After decades of inaction from successive governments, it finally seems Westminster is starting to catch up with public concern. But if they are to win over an increasingly cynical public all parties will need show how they actually propose to solve the problem. So far, we’ve seen more rhetoric and piecemeal measures than concrete and coherent plans. To fill this gap, back in May Shelter and KPMG outlined a programme for the 2015 government, outlining how they could solve the housing shortage in one Parliament.
Today, Ed Miliband outlined Labour’s answer with the launch of the Lyons review – and it’s notable that he chose a swing seat, Milton Keynes, in which to do it.
So how does the review measure up?
On the whole, it’s very encouraging. Many of the recommendations outlined in Shelter/KPMG’s report in May have been adopted. These include a Housing Investment Bank, New Homes Zones and ambitious targets for Garden Cities based closely on our Wolfson Economics Prize submission. Together they represent a credible platform for building the homes we need as a country.
Most importantly, the review identifies England’s dysfunctional land market as the heart of the problem, with some practical solutions and policies offered on how this area can be reformed. This a bold and clear sighted attempt to get to grips with the real reason we don’t build enough homes: the high price of land. If we can get reform of the land supply market right it could push house building into another gear – one that can build more, better and more affordable homes.
Alongside urgently needed social housing, it’s also promising to see the review back lower-cost routes into homeownership for young people facing high house prices. Products like Part-Buy, Part-Rent homes are needed to meet the needs and aspirations of a growing middle market, and our polling shows these are popular with the public. That same polling showed that Lyons’ idea of ‘local homes for first time buyers’ can also prove popular.

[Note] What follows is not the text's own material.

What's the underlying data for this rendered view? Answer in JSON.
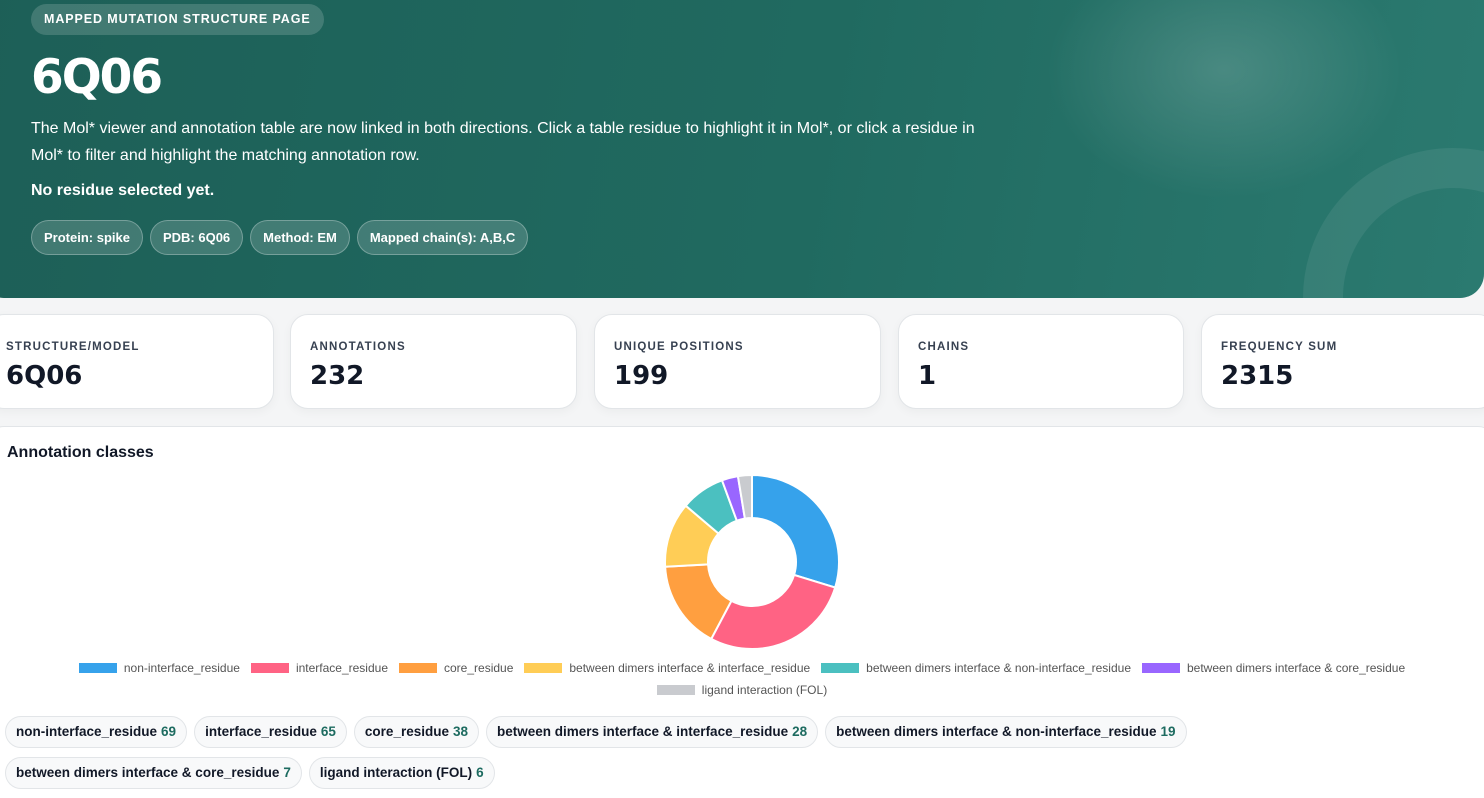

This continues a growing trend of parties seeking to tap in to the ‘homes for who?’ question: two weeks ago David Cameron announced a starter homes policy which would ban buy-to-let and foreign investors from buying new homes for first time buyers.
That said, there are still gaps.

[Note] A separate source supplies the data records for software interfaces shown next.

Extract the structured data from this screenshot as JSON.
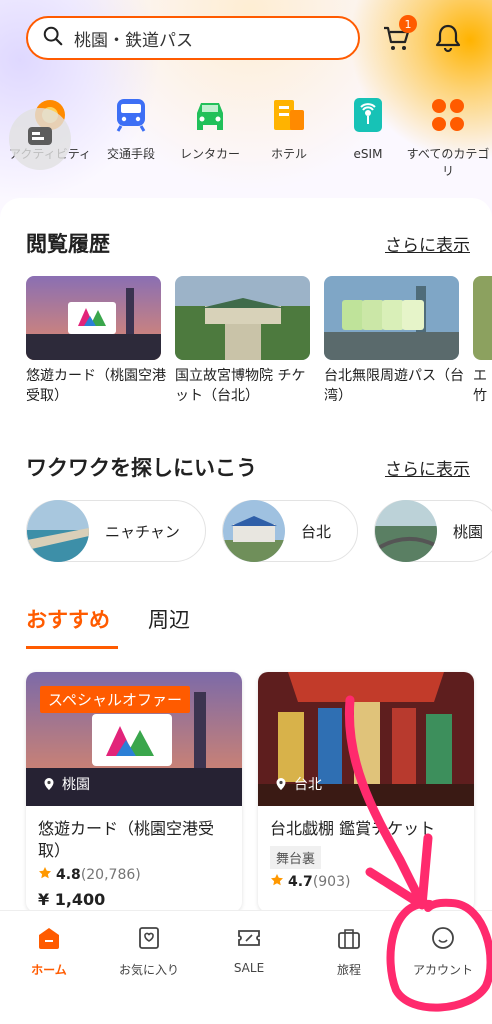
{
  "colors": {
    "accent": "#ff5b00",
    "annotation": "#ff2a6d"
  },
  "search": {
    "query": "桃園・鉄道パス",
    "cart_count": "1"
  },
  "categories": [
    {
      "label": "アクティビティ",
      "icon": "activity-icon"
    },
    {
      "label": "交通手段",
      "icon": "train-icon"
    },
    {
      "label": "レンタカー",
      "icon": "car-icon"
    },
    {
      "label": "ホテル",
      "icon": "hotel-icon"
    },
    {
      "label": "eSIM",
      "icon": "esim-icon"
    },
    {
      "label": "すべてのカテゴリ",
      "icon": "grid-icon"
    }
  ],
  "history": {
    "title": "閲覧履歴",
    "more": "さらに表示",
    "items": [
      {
        "title": "悠遊カード（桃園空港受取）"
      },
      {
        "title": "国立故宮博物院 チケット（台北）"
      },
      {
        "title": "台北無限周遊パス（台湾）"
      },
      {
        "title": "エ竹"
      }
    ]
  },
  "explore": {
    "title": "ワクワクを探しにいこう",
    "more": "さらに表示",
    "places": [
      {
        "name": "ニャチャン"
      },
      {
        "name": "台北"
      },
      {
        "name": "桃園"
      }
    ]
  },
  "tabs": {
    "recommended": "おすすめ",
    "nearby": "周辺"
  },
  "cards": [
    {
      "badge": "スペシャルオファー",
      "location": "桃園",
      "title": "悠遊カード（桃園空港受取）",
      "rating": "4.8",
      "reviews": "(20,786)",
      "price": "¥ 1,400"
    },
    {
      "location": "台北",
      "title": "台北戯棚 鑑賞チケット",
      "tag": "舞台裏",
      "rating": "4.7",
      "reviews": "(903)"
    }
  ],
  "nav": [
    {
      "label": "ホーム",
      "icon": "home-icon"
    },
    {
      "label": "お気に入り",
      "icon": "wishlist-icon"
    },
    {
      "label": "SALE",
      "icon": "coupon-icon"
    },
    {
      "label": "旅程",
      "icon": "suitcase-icon"
    },
    {
      "label": "アカウント",
      "icon": "account-icon"
    }
  ]
}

More detail is needed, particularly on how desperately needed affordable homes can be paid for. While innovative financing and prioritising investment in housing within existing budgets can cover some of the bill, it’s unlikely to be sufficient by itself. Realistically, it just won’t be possible to build the homes we need as quickly as we need them without extra investment to get affordable supply moving while longer term reforms bed in. Money will need to be found: we suggested a minimum of extra £1.25bn a year.
And then there’s next steps. At the moment this is still talk, rather than action. We want to see the Labour Party promise to deliver these measures in full if they win power. After all, in thirteen years in government they built nowhere near enough homes. None of what Sir Michael says will mean much unless it is accompanied by the political will and investment necessary.
On to the election
Thankfully, over the past five years we’ve seen each of the main political parties begin to grapple with this issue in their own particular way. The Lib Dems committed to building 300,000 homes a year, and the Conservatives made ‘Building for Britain’ a central part of the 2014 budget. Influential commentators in and around all three parties are urging them to seize the political opportunity the housing crisis presents.
But they must go further. To date, the Lyons Review represents the most detailed answer to the fundamental questions of housing supply. The coalition parties are due to publish the Elphicke and House review later in the year: we look forward to all parties showing their hand and making the firm commitments our chronic housing shortage demands.